## TASK STATEMENT
What is needed is an exact copy of the listing, with no pictures in it.

*** DATA IN THIS EXERCISE ***

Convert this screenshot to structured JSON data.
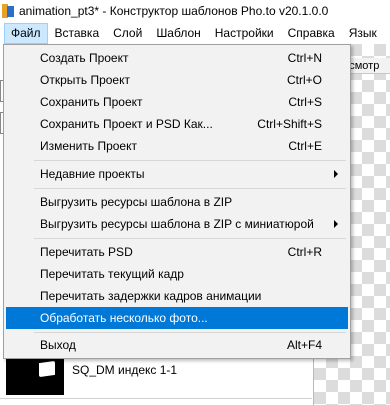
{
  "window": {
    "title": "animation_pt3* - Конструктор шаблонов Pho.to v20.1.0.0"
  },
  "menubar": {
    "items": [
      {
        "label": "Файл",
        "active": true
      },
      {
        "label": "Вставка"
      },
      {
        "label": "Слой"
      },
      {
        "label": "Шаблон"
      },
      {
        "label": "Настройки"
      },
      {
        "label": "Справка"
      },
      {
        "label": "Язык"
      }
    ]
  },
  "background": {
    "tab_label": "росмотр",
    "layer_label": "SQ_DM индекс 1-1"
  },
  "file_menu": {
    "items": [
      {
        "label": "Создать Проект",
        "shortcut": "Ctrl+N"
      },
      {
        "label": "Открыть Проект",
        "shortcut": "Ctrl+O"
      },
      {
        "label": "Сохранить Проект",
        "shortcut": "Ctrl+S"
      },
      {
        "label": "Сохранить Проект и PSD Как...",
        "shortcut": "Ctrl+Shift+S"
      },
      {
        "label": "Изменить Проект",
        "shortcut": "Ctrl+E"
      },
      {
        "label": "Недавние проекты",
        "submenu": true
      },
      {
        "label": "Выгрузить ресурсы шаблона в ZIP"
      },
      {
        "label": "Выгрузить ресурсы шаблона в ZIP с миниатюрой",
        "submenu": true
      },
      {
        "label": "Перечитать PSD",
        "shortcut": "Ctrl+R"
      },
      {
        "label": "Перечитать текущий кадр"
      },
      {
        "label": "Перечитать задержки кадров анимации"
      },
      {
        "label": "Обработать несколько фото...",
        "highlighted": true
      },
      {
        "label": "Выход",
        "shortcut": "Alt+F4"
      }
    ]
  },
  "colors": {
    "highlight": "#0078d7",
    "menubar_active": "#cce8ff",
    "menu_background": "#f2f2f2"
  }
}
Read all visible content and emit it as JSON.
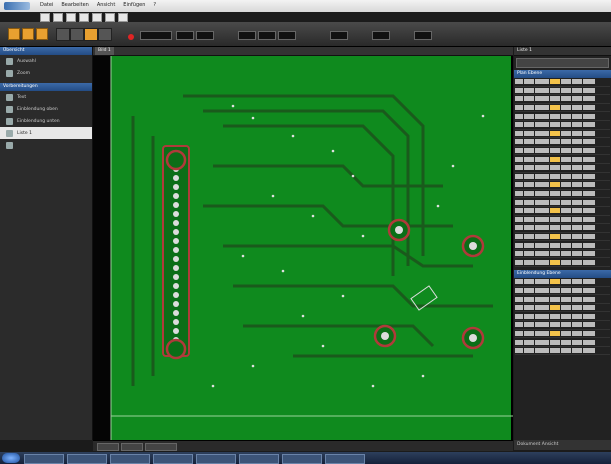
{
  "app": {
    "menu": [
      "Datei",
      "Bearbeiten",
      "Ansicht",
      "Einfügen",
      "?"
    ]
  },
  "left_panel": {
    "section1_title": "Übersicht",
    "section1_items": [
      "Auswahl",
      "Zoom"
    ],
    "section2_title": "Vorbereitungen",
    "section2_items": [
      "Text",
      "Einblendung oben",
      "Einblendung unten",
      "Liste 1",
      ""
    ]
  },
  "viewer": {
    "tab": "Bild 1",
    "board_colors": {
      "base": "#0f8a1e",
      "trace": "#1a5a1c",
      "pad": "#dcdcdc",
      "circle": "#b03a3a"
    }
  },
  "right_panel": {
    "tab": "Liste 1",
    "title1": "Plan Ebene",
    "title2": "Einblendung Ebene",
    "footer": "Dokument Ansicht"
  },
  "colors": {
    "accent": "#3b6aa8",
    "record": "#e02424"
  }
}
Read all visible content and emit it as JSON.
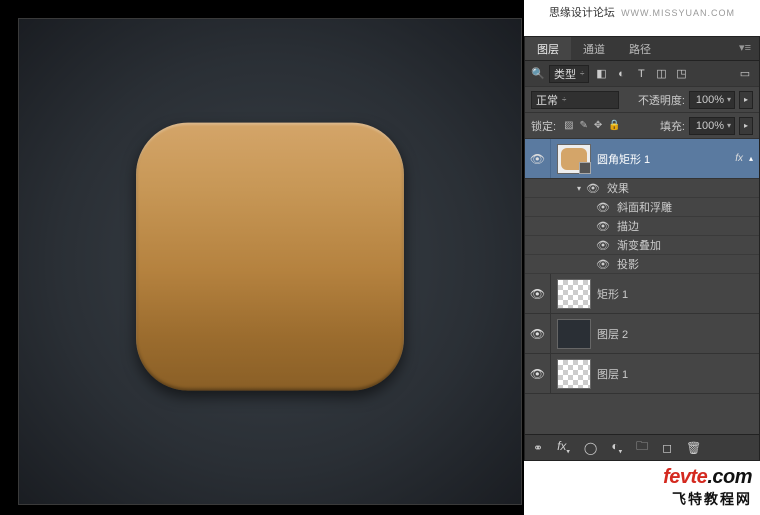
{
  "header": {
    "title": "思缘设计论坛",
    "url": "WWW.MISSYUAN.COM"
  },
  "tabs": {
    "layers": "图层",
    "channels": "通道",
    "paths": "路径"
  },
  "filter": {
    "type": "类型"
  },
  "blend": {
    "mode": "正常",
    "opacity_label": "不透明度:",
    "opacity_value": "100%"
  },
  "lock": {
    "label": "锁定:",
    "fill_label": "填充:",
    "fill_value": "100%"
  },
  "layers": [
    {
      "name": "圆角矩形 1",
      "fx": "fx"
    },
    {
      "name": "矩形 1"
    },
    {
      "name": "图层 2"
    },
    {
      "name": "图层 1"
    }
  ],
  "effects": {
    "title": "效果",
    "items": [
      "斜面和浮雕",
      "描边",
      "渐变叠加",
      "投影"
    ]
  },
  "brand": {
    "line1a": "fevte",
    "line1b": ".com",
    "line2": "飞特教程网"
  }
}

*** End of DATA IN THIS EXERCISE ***

## TASK RESPONSE
Convert this screenshot to structured JSON data.
{
  "window": {
    "title": "animation_pt3* - Конструктор шаблонов Pho.to v20.1.0.0"
  },
  "menubar": {
    "items": [
      {
        "label": "Файл",
        "active": true
      },
      {
        "label": "Вставка"
      },
      {
        "label": "Слой"
      },
      {
        "label": "Шаблон"
      },
      {
        "label": "Настройки"
      },
      {
        "label": "Справка"
      },
      {
        "label": "Язык"
      }
    ]
  },
  "background": {
    "tab_label": "росмотр",
    "layer_label": "SQ_DM индекс 1-1"
  },
  "file_menu": {
    "items": [
      {
        "label": "Создать Проект",
        "shortcut": "Ctrl+N"
      },
      {
        "label": "Открыть Проект",
        "shortcut": "Ctrl+O"
      },
      {
        "label": "Сохранить Проект",
        "shortcut": "Ctrl+S"
      },
      {
        "label": "Сохранить Проект и PSD Как...",
        "shortcut": "Ctrl+Shift+S"
      },
      {
        "label": "Изменить Проект",
        "shortcut": "Ctrl+E"
      },
      {
        "label": "Недавние проекты",
        "submenu": true
      },
      {
        "label": "Выгрузить ресурсы шаблона в ZIP"
      },
      {
        "label": "Выгрузить ресурсы шаблона в ZIP с миниатюрой",
        "submenu": true
      },
      {
        "label": "Перечитать PSD",
        "shortcut": "Ctrl+R"
      },
      {
        "label": "Перечитать текущий кадр"
      },
      {
        "label": "Перечитать задержки кадров анимации"
      },
      {
        "label": "Обработать несколько фото...",
        "highlighted": true
      },
      {
        "label": "Выход",
        "shortcut": "Alt+F4"
      }
    ]
  },
  "colors": {
    "highlight": "#0078d7",
    "menubar_active": "#cce8ff",
    "menu_background": "#f2f2f2"
  }
}
Read all visible content and emit it as JSON.
{
  "app": {
    "menu": [
      "Datei",
      "Bearbeiten",
      "Ansicht",
      "Einfügen",
      "?"
    ]
  },
  "left_panel": {
    "section1_title": "Übersicht",
    "section1_items": [
      "Auswahl",
      "Zoom"
    ],
    "section2_title": "Vorbereitungen",
    "section2_items": [
      "Text",
      "Einblendung oben",
      "Einblendung unten",
      "Liste 1",
      ""
    ]
  },
  "viewer": {
    "tab": "Bild 1",
    "board_colors": {
      "base": "#0f8a1e",
      "trace": "#1a5a1c",
      "pad": "#dcdcdc",
      "circle": "#b03a3a"
    }
  },
  "right_panel": {
    "tab": "Liste 1",
    "title1": "Plan Ebene",
    "title2": "Einblendung Ebene",
    "footer": "Dokument Ansicht"
  },
  "colors": {
    "accent": "#3b6aa8",
    "record": "#e02424"
  }
}
Read all visible content and emit it as JSON.
{
  "header": {
    "title": "思缘设计论坛",
    "url": "WWW.MISSYUAN.COM"
  },
  "tabs": {
    "layers": "图层",
    "channels": "通道",
    "paths": "路径"
  },
  "filter": {
    "type": "类型"
  },
  "blend": {
    "mode": "正常",
    "opacity_label": "不透明度:",
    "opacity_value": "100%"
  },
  "lock": {
    "label": "锁定:",
    "fill_label": "填充:",
    "fill_value": "100%"
  },
  "layers": [
    {
      "name": "圆角矩形 1",
      "fx": "fx"
    },
    {
      "name": "矩形 1"
    },
    {
      "name": "图层 2"
    },
    {
      "name": "图层 1"
    }
  ],
  "effects": {
    "title": "效果",
    "items": [
      "斜面和浮雕",
      "描边",
      "渐变叠加",
      "投影"
    ]
  },
  "brand": {
    "line1a": "fevte",
    "line1b": ".com",
    "line2": "飞特教程网"
  }
}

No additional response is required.